Personal Delivery.
Your friend or process server must first try to give the papers to the tenant personally. If your friend or process server goes to the tenant’s house and the tenant answers and takes the papers, service is done. Your friend or process server must fill out the affidavit of service on the back of the original form, to swear that the papers were given to the tenant. The affidavit must be notarized.

Substituted Service.
If when your friend or process server goes to the tenant’s apartment, the tenant is not home, your friend or process server can give the papers to a person of “suitable age and discretion” who also lives in the apartment. By the next day, excluding weekends and certain holidays, two more copies of the papers must be mailed to the tenant, one by regular mail and one by registered or certified mail. Your friend or process server must fill out the affidavit of service on the back of the original form, and swear that the papers were given to a person of “suitable age and discretion.” The affidavit must be notarized.

Conspicuous Place Service (“Nail and Mail”).

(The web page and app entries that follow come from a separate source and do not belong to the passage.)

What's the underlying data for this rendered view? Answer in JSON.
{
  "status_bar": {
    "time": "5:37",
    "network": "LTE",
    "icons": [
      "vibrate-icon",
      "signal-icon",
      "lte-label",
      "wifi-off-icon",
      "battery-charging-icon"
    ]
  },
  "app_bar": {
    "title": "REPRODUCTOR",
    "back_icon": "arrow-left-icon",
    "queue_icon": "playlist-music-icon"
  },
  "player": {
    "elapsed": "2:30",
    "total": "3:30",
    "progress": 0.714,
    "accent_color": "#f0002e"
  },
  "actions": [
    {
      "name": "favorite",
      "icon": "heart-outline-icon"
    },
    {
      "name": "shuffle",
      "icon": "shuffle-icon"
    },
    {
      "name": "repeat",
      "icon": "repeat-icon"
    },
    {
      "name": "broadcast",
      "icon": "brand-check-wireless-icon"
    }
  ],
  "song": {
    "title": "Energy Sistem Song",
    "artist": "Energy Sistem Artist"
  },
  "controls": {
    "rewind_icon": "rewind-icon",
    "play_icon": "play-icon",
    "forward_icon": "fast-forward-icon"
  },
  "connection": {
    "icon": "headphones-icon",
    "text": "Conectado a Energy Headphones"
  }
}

If your friend or process server goes to the tenant’s apartment and nobody answers, your friend or process server must try again. If the first attempt was made during working hours, the second attempt must be made during non-working hours. On the second attempt, if nobody answers at the tenant’s apartment, your friend or process server may leave a copy of the papers attached to the door or under the door. By the next day, excluding weekends and certain holidays, two more copies of the papers must be mailed to the tenant, one by regular mail and one by registered or certified mail. Your friend or process server must fill out the affidavit of service on the back of the original form, swearing that the papers were left at the door. The affidavit must be notarized.